Mitochondria are the powerhouse of the cell. In other words, they are the cell structures that serve as an energy reservoir that powers various cell functions and processes.
But did you know that some organisms, specifically the prokaryotic ones don’t have mitochondria?
So you ask, how do these organisms manage to survive? Find out the answer below.
Table of Contents
Do Prokaryotes Have Mitochondria?
Short Answer: No. But how do prokaryotes produce energy then? Read on.
Origin of Mitochondria
Prokaryotes are single-celled organisms that are composed of the bacteria. Unlike eukaryotic cells, they are less structured, contain no nucleus, and lack membrane-bound organelles. And being single-celled as they are, prokaryotes too don’t have mitochondria.
In fact, in a loose sense, they serve as the “mitochondria” of themselves. To put it another way, mitochondria are part of eukaryotic cells, which according to scientific studies evolved from ancestral bacteria.
The mitochondria and chloroplasts (photosynthetic organelle) in eukaryotes are the known descendants of aerobic prokaryotes. In 1967, scientist Lynn Margulis published her Endosymbiosis theory about the formation of eukaryotic cells as well as the origin of the organelles contained inside them.
To explain the origin of the mitochondria and chloroplasts, she suggested that they were once free-living prokaryotes that were engulfed by a larger eukaryotic cell.
- Through time, the organelles became one with those cells, yet remained to be genetically distinct from their host. One important evidence for this claim is the presence of unique genetic material in the eukaryotes’ mitochondria and chloroplasts.
- Margulis added that life itself, therefore, prevailed over the world not by combat, but rather by networking.
How Do Prokaryotes Get Energy?
So where do prokaryotes get their energy? First, it would be important to note that the essential organic compounds that make up the biomolecules in prokaryotes are present as macronutrients such as carbon, oxygen, hydrogen, nitrogen, sulfur, etc.
- Being small as they are, prokaryotes need nutrients only in small amounts and thus obtain them through processes like electron transport chains. To survive, they just need a source of energy, carbon, and some other nutrients.
In general, they produce energy the same way mitochondria harness them, utilizing the oxidation machinery found in their cell membrane (which is similar to the structure of the membrane of the mitochondria).

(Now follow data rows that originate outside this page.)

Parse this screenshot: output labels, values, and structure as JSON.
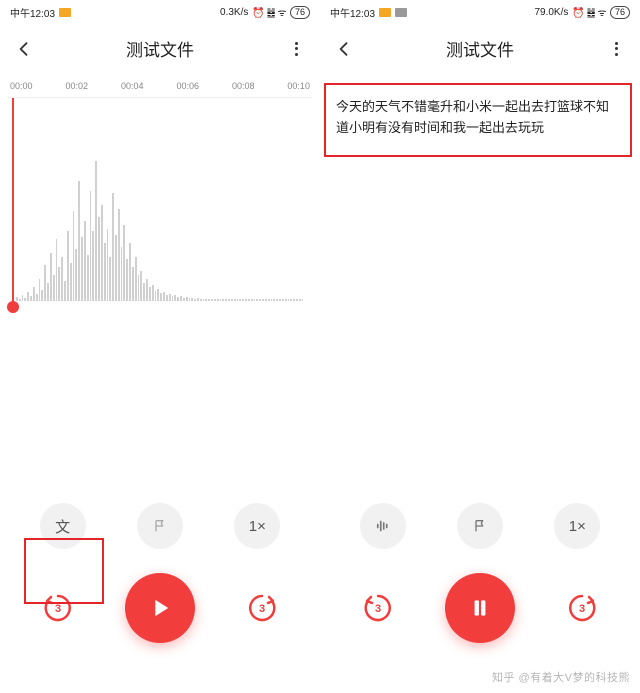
{
  "left": {
    "status": {
      "time": "中午12:03",
      "rate": "0.3K/s",
      "sys": "⏰ ䷾ ᯤ",
      "battery": "76"
    },
    "title": "测试文件",
    "ticks": [
      "00:00",
      "00:02",
      "00:04",
      "00:06",
      "00:08",
      "00:10"
    ],
    "row1": {
      "b1": "文",
      "b2_icon": "flag",
      "b3": "1×"
    },
    "row2": {
      "skip": "3"
    }
  },
  "right": {
    "status": {
      "time": "中午12:03",
      "rate": "79.0K/s",
      "sys": "⏰ ䷾ ᯤ",
      "battery": "76"
    },
    "title": "测试文件",
    "transcription": "今天的天气不错毫升和小米一起出去打篮球不知道小明有没有时间和我一起出去玩玩",
    "row1": {
      "b1_icon": "bars",
      "b2_icon": "flag",
      "b3": "1×"
    },
    "row2": {
      "skip": "3"
    }
  },
  "watermark": "知乎 @有着大V梦的科技熊",
  "wave_heights": [
    4,
    2,
    6,
    3,
    9,
    5,
    14,
    7,
    22,
    11,
    36,
    18,
    48,
    26,
    62,
    34,
    44,
    20,
    70,
    38,
    90,
    52,
    120,
    64,
    80,
    46,
    110,
    70,
    140,
    84,
    96,
    58,
    72,
    44,
    108,
    66,
    92,
    54,
    76,
    42,
    58,
    34,
    44,
    26,
    30,
    18,
    22,
    14,
    16,
    10,
    12,
    8,
    9,
    6,
    7,
    5,
    6,
    4,
    5,
    3,
    4,
    3,
    3,
    2,
    3,
    2,
    2,
    2,
    2,
    2,
    2,
    2,
    2,
    2,
    2,
    2,
    2,
    2,
    2,
    2,
    2,
    2,
    2,
    2,
    2,
    2,
    2,
    2,
    2,
    2,
    2,
    2,
    2,
    2,
    2,
    2,
    2,
    2,
    2,
    2,
    2,
    2
  ]
}
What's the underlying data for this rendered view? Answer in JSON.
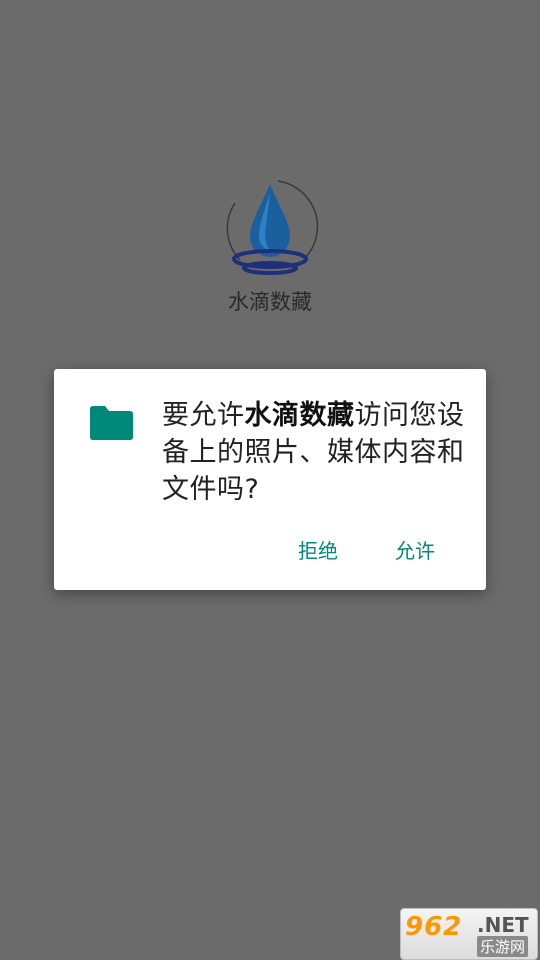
{
  "app": {
    "name": "水滴数藏"
  },
  "dialog": {
    "message_prefix": "要允许",
    "message_app": "水滴数藏",
    "message_suffix": "访问您设备上的照片、媒体内容和文件吗?",
    "deny_label": "拒绝",
    "allow_label": "允许",
    "icon": "folder-icon"
  },
  "watermark": {
    "digits": "962",
    "domain": ".NET",
    "site": "乐游网"
  },
  "colors": {
    "accent": "#00897b",
    "scrim": "#6b6b6b",
    "drop": "#1a5f9e",
    "folder": "#00897b"
  }
}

- Energy in prokaryotes is produced in the cytoplasm and how it is produced is dependent on the bacterial cell type. In the context of the manner of producing energy, prokaryotes can be divided into two: phototrophs and chemotrophs.
- Phototrophs (from the word “photo” which means “light“), obtain energy from the sun.
- On the other hand, chemotrophs (from the word “chemo” which means “chemical“), get their energy from different compounds. When they use organic compounds as energy sources, they are called as “chemoorganotrophs” whereas if they use inorganic energy sources, they are known to be “chemolithotrophs“.
In conclusion, prokaryotes can manage to survive even without mitochondria and other organelles. Isn’t it quite incredible how well equipped prokaryotes are?
- “What Are Mitochondria?”. Accessed December 10, 2017. Link.
- “History: The Formation of the Endosymbiotic Hypothesis | The Endosymbiotic Hypothesis”. Accessed December 10, 2017. Link.
- “Prokaryotic Metabolism | Boundless Biology”. Accessed December 10, 2017. Link.